Carleen Patterson (18:15):
And, we talked about California and Shadi, you mentioned earlier, we can look at other geographies, is that right?

Shadi Jalali (18:23):
So, right now we're set up to quote California through the portal. Like Alex was saying, we can turn quotes very quickly. We're promising quotes back in 48 hours, but for our Oregon and Washington risks, we do need to underwrite those outside of the portal. So, they'll take a couple extra steps. There may be some extra questions as well, but we do have authority to find in those dates as well.

Carleen Patterson (18:47):
Okay. Any pieces of advice or anything else that we didn't touch on that either one of you would want our listeners to know before we close?

Alex Kaplan (18:56):
I would simply add, as we think about risk, we shouldn't just be thinking about in the context of property, public entity owned buildings, right. We have to think about the communal risk and the intricacies and the economic web of these communities and how they interplay, which is why I think this structure's particularly interesting, again, from a public entity perspective, because we don't just care about what happened at your specific location, but what happened to the broader economic region that we all depend on. And so, when you think through your exposure, don't just think about, again, the value of your buildings. Think about what would a sizeable earthquake do and how would the economic knock-on effects impact your ability to operate, your long term capital planning, your ability to access capital markets, what it might do to your insurance rates in the coming years, post-event right. And think about from a quantitative perspective, how large that exposure is, it's much bigger than just your TIV.

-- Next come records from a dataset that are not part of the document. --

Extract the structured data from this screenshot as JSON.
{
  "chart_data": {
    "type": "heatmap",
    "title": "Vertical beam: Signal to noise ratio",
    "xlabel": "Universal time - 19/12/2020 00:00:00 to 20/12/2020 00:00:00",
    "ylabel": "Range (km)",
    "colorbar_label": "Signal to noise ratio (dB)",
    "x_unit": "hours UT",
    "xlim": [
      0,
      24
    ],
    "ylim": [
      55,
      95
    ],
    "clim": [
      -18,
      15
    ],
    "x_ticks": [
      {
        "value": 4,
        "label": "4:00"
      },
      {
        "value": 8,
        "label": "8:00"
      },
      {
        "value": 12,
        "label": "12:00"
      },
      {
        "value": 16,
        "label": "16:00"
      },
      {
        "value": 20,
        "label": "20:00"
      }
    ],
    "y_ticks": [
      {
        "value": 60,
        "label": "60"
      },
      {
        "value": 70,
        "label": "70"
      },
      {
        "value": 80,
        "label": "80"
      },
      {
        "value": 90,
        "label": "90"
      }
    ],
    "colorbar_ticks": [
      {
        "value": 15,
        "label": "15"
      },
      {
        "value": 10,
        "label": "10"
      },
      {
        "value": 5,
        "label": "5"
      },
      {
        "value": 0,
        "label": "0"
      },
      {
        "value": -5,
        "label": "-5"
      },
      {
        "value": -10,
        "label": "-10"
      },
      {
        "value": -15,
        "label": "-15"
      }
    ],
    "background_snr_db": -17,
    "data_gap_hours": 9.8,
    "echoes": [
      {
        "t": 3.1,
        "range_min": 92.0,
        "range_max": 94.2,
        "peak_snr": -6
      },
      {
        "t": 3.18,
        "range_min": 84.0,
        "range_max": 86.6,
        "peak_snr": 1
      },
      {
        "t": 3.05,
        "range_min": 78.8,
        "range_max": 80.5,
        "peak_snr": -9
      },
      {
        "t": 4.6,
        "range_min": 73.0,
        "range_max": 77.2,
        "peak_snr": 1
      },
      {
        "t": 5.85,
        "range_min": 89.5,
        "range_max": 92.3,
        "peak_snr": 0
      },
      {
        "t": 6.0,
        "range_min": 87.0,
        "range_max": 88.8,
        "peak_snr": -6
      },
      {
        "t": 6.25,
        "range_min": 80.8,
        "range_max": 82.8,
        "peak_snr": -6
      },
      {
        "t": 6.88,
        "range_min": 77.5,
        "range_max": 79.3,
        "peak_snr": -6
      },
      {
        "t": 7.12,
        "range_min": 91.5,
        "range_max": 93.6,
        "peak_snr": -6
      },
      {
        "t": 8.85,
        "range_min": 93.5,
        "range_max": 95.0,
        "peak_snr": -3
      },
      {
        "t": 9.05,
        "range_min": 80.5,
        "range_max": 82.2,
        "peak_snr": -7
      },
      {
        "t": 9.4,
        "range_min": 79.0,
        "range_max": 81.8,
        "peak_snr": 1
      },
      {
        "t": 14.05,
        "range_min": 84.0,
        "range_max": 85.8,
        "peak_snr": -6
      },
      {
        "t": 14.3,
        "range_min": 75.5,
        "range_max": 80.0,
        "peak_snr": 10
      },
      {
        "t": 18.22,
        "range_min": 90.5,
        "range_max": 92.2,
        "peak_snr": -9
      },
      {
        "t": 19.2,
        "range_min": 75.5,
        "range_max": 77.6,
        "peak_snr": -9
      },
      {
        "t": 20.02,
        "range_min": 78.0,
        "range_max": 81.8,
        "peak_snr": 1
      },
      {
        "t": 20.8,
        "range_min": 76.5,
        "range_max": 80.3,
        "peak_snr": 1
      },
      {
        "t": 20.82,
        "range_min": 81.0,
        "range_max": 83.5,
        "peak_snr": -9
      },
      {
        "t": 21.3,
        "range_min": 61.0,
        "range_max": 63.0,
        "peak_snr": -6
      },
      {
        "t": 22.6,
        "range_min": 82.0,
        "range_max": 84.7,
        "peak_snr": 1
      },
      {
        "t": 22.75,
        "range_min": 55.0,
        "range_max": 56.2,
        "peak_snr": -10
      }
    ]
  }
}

Shadi Jalali (19:55):
I'll just add to that we're in a hard or tightening market right now, depending on the line of coverage. And one of the opportunities that comes out of a hard market is the ability to think a little bit more creatively and to take a hard look at the programs we've put together in the past and how we can build them now to stay dynamic and carry us through the future.

Carleen Patterson (20:18):
Okay, well, we sure do value the relationship that we have with Amwins and Alex, you're working with us on this program. And so, what's the easiest way to get more information about this. So, if one of our client answer prospects is listening in and wants to give some more information about it. What's the easiest way to get the information.

Shadi Jalali (20:39):
I think the easiest way to get the information is to either email myself Shadi Jalali or visit us at Public Entity.

Carleen Patterson (20:51):
Thanks very much. Thanks to both of you for your time today. It's a great time to be in public entity risk management, and you're right. We're looking for innovative solutions and hopefully this will peak some interest. Please reach out if you do have any questions about shake and pay. Thanks very much. And talk to you guys next time.

Outro (21:12):
Thank you for listening. And for more information, go to


Alliant note and disclaimer: This document is designed to provide general information and guidance. Please note that prior to implementation your legal counsel should review all details or policy information. Alliant Insurance Services does not provide legal advice or legal opinions. If a legal opinion is needed, please seek the services of your own legal advisor or ask Alliant Insurance Services for a referral. This document is provided on an “as is” basis without any warranty of any kind. Alliant Insurance Services disclaims any liability for any loss or damage from reliance on this document.